* [Problem details]
Every line of the records that holds the word "true" should be copied out.

==== Working data

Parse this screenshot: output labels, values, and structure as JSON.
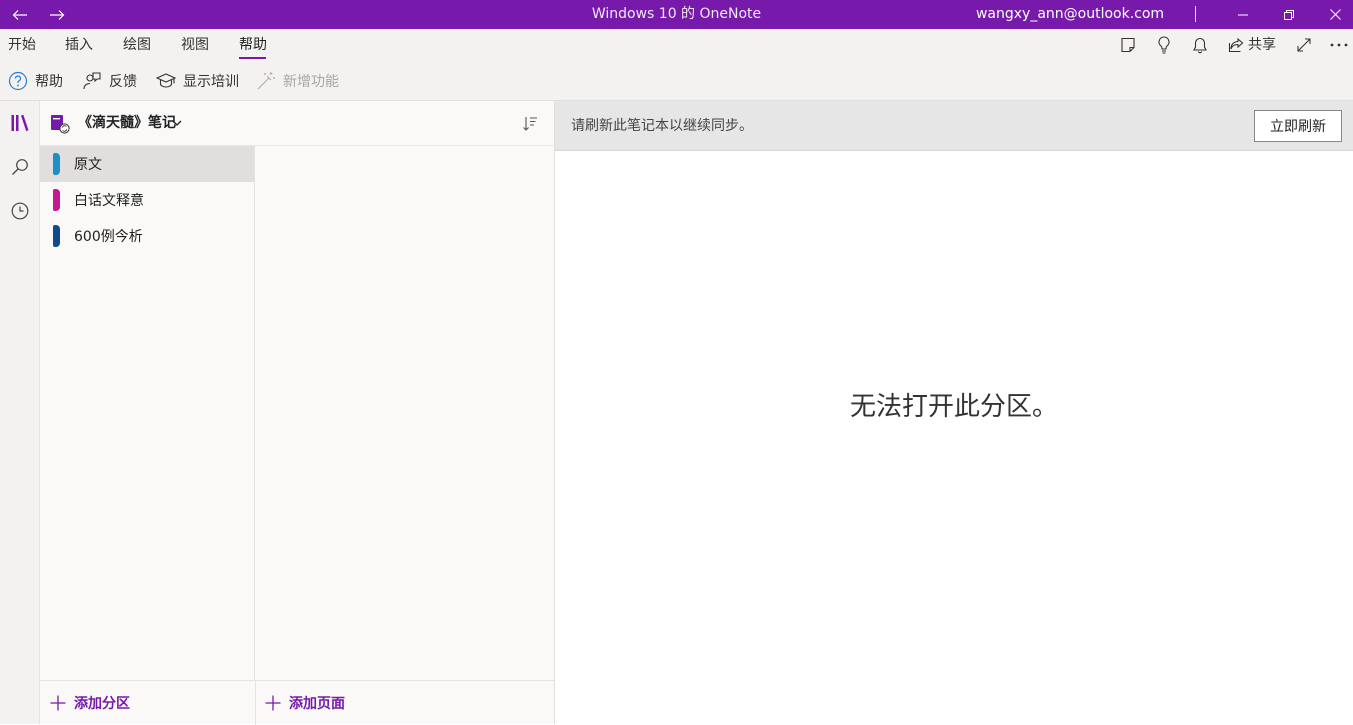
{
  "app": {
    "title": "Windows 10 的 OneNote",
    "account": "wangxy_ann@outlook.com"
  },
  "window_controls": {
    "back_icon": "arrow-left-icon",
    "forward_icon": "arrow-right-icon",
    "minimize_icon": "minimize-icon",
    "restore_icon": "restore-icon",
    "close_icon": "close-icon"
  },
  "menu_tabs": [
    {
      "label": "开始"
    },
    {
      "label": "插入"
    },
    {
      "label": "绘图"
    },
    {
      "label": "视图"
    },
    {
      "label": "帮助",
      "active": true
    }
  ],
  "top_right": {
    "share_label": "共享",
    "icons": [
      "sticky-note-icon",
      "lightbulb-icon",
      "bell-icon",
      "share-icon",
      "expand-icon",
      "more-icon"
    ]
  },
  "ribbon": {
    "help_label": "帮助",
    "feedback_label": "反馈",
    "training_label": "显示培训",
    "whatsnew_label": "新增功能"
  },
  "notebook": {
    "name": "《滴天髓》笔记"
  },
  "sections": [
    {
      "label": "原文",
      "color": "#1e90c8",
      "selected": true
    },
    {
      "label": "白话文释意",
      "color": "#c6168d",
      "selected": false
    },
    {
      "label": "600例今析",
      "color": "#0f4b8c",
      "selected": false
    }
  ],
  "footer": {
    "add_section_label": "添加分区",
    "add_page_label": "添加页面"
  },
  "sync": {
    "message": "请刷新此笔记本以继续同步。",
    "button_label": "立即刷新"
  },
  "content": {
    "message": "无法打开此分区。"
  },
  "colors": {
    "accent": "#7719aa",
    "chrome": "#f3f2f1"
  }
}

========
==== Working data

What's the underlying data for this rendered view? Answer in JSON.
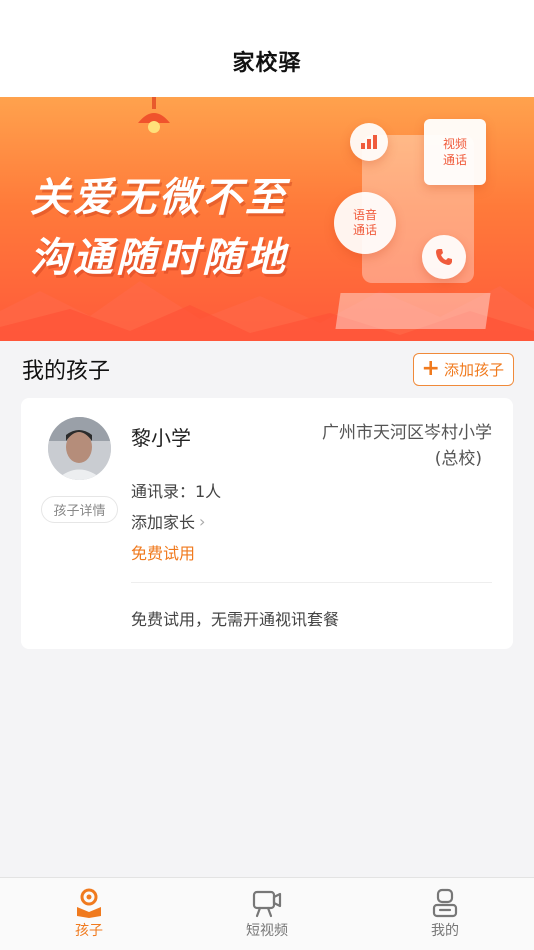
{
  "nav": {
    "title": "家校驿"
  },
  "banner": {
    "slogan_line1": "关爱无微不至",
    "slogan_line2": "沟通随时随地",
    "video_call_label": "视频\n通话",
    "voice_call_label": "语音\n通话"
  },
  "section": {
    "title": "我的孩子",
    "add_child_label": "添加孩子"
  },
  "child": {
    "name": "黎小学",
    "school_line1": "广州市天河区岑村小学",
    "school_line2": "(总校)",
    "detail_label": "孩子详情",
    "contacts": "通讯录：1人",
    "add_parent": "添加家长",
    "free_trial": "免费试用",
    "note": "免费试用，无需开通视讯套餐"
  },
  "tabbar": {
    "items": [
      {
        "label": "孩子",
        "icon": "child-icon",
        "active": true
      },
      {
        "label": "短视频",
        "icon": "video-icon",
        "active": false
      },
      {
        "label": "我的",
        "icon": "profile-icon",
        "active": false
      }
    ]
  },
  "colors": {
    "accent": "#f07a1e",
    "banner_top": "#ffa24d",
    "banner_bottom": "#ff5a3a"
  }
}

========

* [Completed exercise]
      "active": true
      "selected": true
        "active": true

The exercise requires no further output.